_What needs to be done:_
Bring together every line in the data that includes "place".

*** Dataset content ***

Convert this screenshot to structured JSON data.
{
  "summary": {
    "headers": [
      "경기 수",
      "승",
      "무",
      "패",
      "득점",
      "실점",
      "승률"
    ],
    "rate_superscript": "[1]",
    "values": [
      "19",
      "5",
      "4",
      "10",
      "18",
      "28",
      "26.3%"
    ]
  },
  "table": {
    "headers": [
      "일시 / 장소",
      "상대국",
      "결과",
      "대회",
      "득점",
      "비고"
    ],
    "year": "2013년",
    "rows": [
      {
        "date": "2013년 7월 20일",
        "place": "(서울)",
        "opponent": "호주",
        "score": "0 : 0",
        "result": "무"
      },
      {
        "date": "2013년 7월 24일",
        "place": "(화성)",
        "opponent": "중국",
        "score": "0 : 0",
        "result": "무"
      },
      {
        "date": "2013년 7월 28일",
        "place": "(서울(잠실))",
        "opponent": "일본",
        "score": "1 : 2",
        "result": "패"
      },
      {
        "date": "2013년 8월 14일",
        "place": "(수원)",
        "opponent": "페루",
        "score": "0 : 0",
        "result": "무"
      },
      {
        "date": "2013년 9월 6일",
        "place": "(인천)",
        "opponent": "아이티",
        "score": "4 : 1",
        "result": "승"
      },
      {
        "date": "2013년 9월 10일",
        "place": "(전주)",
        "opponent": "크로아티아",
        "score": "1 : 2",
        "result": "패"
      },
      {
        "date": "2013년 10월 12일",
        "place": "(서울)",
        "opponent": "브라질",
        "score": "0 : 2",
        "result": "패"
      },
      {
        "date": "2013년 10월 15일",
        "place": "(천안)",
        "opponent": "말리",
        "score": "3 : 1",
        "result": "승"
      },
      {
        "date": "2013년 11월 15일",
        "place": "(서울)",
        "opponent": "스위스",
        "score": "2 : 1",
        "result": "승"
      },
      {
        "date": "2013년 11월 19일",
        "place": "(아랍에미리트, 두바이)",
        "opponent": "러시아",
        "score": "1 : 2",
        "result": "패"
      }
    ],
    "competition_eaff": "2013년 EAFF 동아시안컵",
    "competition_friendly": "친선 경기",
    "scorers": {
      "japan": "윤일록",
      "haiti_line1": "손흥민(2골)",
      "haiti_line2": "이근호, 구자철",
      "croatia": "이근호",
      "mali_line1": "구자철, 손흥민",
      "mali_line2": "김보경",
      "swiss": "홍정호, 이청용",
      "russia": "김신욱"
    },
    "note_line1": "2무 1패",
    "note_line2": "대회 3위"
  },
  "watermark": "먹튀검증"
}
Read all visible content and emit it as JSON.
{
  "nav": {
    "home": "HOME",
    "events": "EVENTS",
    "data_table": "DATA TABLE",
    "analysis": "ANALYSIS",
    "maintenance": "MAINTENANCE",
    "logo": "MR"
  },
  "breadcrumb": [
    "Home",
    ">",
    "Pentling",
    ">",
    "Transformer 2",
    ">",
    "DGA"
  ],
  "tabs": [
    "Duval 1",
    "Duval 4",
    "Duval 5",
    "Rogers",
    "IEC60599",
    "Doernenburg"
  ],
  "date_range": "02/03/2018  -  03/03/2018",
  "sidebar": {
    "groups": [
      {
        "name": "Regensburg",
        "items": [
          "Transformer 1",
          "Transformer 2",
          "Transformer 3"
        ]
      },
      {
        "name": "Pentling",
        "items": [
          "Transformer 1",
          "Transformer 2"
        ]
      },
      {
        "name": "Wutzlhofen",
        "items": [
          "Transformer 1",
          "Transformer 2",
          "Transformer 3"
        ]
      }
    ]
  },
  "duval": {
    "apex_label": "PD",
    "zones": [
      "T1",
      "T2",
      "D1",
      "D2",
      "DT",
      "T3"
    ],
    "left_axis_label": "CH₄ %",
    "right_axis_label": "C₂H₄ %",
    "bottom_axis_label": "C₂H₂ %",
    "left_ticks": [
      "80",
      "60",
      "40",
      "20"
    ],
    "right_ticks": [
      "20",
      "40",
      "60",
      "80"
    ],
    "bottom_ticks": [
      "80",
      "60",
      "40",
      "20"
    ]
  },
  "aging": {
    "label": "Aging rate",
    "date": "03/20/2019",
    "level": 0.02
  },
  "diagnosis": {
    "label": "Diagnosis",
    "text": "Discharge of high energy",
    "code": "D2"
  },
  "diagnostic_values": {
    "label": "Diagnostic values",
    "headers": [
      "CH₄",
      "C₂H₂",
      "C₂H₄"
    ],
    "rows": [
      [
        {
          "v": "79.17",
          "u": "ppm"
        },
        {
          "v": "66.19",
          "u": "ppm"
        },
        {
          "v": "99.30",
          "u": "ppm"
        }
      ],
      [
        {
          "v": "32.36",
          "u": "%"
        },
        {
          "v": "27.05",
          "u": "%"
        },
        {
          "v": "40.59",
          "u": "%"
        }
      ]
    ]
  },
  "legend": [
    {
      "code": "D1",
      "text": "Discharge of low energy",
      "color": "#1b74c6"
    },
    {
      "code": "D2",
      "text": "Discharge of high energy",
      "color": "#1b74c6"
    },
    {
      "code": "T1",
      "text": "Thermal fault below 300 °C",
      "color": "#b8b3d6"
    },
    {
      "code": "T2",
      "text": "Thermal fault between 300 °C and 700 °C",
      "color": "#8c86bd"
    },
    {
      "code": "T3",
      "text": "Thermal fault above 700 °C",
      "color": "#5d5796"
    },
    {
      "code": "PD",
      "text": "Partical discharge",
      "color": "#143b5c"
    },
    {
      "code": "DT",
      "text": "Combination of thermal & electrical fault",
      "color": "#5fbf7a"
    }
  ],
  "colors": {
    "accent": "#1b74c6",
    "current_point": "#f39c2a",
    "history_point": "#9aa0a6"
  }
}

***
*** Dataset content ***

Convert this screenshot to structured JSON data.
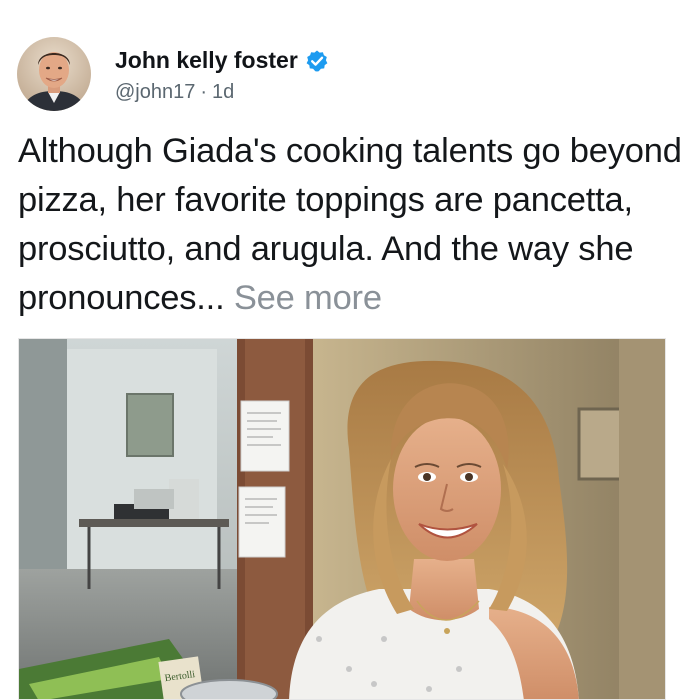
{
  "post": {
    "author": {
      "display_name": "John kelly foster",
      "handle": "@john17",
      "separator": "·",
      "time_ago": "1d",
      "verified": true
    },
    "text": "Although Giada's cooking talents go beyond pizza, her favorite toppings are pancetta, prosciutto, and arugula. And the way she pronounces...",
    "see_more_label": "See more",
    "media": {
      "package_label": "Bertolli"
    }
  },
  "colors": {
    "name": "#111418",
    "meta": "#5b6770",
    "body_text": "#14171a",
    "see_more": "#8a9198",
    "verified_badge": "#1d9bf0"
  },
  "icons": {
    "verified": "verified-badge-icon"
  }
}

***

_Response area:_
        "place": "(서울)",
        "place": "(화성)",
        "place": "(서울(잠실))",
        "place": "(수원)",
        "place": "(인천)",
        "place": "(전주)",
        "place": "(서울)",
        "place": "(천안)",
        "place": "(서울)",
        "place": "(아랍에미리트, 두바이)",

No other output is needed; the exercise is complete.